*Task prompt*: The response should contain every record, reproduced exactly.

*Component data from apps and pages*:
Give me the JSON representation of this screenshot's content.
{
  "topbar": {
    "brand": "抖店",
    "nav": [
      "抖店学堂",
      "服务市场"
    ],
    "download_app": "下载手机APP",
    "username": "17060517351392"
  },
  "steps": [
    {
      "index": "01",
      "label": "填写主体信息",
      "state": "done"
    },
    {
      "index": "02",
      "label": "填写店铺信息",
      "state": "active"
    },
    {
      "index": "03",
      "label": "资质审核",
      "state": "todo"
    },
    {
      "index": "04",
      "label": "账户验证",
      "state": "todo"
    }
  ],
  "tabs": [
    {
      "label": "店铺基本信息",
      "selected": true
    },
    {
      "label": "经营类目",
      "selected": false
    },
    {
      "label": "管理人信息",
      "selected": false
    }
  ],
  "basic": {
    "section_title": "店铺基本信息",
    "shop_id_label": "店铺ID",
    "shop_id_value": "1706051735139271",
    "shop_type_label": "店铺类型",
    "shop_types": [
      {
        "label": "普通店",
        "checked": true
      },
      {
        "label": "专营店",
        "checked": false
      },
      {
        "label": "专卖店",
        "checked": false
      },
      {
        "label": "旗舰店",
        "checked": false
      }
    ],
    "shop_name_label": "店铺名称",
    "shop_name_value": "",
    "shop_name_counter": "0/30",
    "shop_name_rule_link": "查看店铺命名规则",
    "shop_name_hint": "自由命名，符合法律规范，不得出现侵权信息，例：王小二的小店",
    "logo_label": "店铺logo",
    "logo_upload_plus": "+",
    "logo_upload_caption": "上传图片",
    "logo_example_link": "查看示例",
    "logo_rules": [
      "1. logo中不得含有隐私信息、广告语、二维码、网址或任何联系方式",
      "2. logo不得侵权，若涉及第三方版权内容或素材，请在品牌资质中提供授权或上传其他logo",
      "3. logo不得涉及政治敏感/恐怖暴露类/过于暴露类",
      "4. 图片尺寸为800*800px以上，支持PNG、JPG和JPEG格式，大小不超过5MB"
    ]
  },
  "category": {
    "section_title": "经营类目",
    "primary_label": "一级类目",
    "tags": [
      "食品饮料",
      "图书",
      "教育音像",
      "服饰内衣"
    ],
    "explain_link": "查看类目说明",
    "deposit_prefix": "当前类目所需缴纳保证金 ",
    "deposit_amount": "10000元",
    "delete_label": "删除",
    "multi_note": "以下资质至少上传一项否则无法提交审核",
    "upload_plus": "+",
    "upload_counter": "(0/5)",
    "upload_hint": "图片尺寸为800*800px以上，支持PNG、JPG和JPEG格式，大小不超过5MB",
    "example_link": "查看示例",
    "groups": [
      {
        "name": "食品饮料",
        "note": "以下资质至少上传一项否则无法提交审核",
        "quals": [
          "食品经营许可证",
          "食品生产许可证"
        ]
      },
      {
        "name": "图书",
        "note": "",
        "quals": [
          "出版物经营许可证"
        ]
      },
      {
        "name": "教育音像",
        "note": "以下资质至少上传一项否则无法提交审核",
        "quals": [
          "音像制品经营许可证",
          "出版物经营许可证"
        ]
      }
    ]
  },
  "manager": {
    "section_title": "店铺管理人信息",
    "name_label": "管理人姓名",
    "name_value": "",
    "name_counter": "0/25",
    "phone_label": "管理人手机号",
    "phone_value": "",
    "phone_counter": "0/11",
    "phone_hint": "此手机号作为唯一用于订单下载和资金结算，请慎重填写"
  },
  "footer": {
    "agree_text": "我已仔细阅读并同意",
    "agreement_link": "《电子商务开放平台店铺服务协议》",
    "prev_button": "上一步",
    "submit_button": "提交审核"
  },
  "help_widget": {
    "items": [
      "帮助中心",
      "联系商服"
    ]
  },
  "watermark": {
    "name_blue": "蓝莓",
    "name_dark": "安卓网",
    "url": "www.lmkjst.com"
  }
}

*Task output*:
Give me the JSON representation of this screenshot's content.
{
  "topbar": {
    "brand": "抖店",
    "nav": [
      "抖店学堂",
      "服务市场"
    ],
    "download_app": "下载手机APP",
    "username": "17060517351392"
  },
  "steps": [
    {
      "index": "01",
      "label": "填写主体信息",
      "state": "done"
    },
    {
      "index": "02",
      "label": "填写店铺信息",
      "state": "active"
    },
    {
      "index": "03",
      "label": "资质审核",
      "state": "todo"
    },
    {
      "index": "04",
      "label": "账户验证",
      "state": "todo"
    }
  ],
  "tabs": [
    {
      "label": "店铺基本信息",
      "selected": true
    },
    {
      "label": "经营类目",
      "selected": false
    },
    {
      "label": "管理人信息",
      "selected": false
    }
  ],
  "basic": {
    "section_title": "店铺基本信息",
    "shop_id_label": "店铺ID",
    "shop_id_value": "1706051735139271",
    "shop_type_label": "店铺类型",
    "shop_types": [
      {
        "label": "普通店",
        "checked": true
      },
      {
        "label": "专营店",
        "checked": false
      },
      {
        "label": "专卖店",
        "checked": false
      },
      {
        "label": "旗舰店",
        "checked": false
      }
    ],
    "shop_name_label": "店铺名称",
    "shop_name_value": "",
    "shop_name_counter": "0/30",
    "shop_name_rule_link": "查看店铺命名规则",
    "shop_name_hint": "自由命名，符合法律规范，不得出现侵权信息，例：王小二的小店",
    "logo_label": "店铺logo",
    "logo_upload_plus": "+",
    "logo_upload_caption": "上传图片",
    "logo_example_link": "查看示例",
    "logo_rules": [
      "1. logo中不得含有隐私信息、广告语、二维码、网址或任何联系方式",
      "2. logo不得侵权，若涉及第三方版权内容或素材，请在品牌资质中提供授权或上传其他logo",
      "3. logo不得涉及政治敏感/恐怖暴露类/过于暴露类",
      "4. 图片尺寸为800*800px以上，支持PNG、JPG和JPEG格式，大小不超过5MB"
    ]
  },
  "category": {
    "section_title": "经营类目",
    "primary_label": "一级类目",
    "tags": [
      "食品饮料",
      "图书",
      "教育音像",
      "服饰内衣"
    ],
    "explain_link": "查看类目说明",
    "deposit_prefix": "当前类目所需缴纳保证金 ",
    "deposit_amount": "10000元",
    "delete_label": "删除",
    "multi_note": "以下资质至少上传一项否则无法提交审核",
    "upload_plus": "+",
    "upload_counter": "(0/5)",
    "upload_hint": "图片尺寸为800*800px以上，支持PNG、JPG和JPEG格式，大小不超过5MB",
    "example_link": "查看示例",
    "groups": [
      {
        "name": "食品饮料",
        "note": "以下资质至少上传一项否则无法提交审核",
        "quals": [
          "食品经营许可证",
          "食品生产许可证"
        ]
      },
      {
        "name": "图书",
        "note": "",
        "quals": [
          "出版物经营许可证"
        ]
      },
      {
        "name": "教育音像",
        "note": "以下资质至少上传一项否则无法提交审核",
        "quals": [
          "音像制品经营许可证",
          "出版物经营许可证"
        ]
      }
    ]
  },
  "manager": {
    "section_title": "店铺管理人信息",
    "name_label": "管理人姓名",
    "name_value": "",
    "name_counter": "0/25",
    "phone_label": "管理人手机号",
    "phone_value": "",
    "phone_counter": "0/11",
    "phone_hint": "此手机号作为唯一用于订单下载和资金结算，请慎重填写"
  },
  "footer": {
    "agree_text": "我已仔细阅读并同意",
    "agreement_link": "《电子商务开放平台店铺服务协议》",
    "prev_button": "上一步",
    "submit_button": "提交审核"
  },
  "help_widget": {
    "items": [
      "帮助中心",
      "联系商服"
    ]
  },
  "watermark": {
    "name_blue": "蓝莓",
    "name_dark": "安卓网",
    "url": "www.lmkjst.com"
  }
}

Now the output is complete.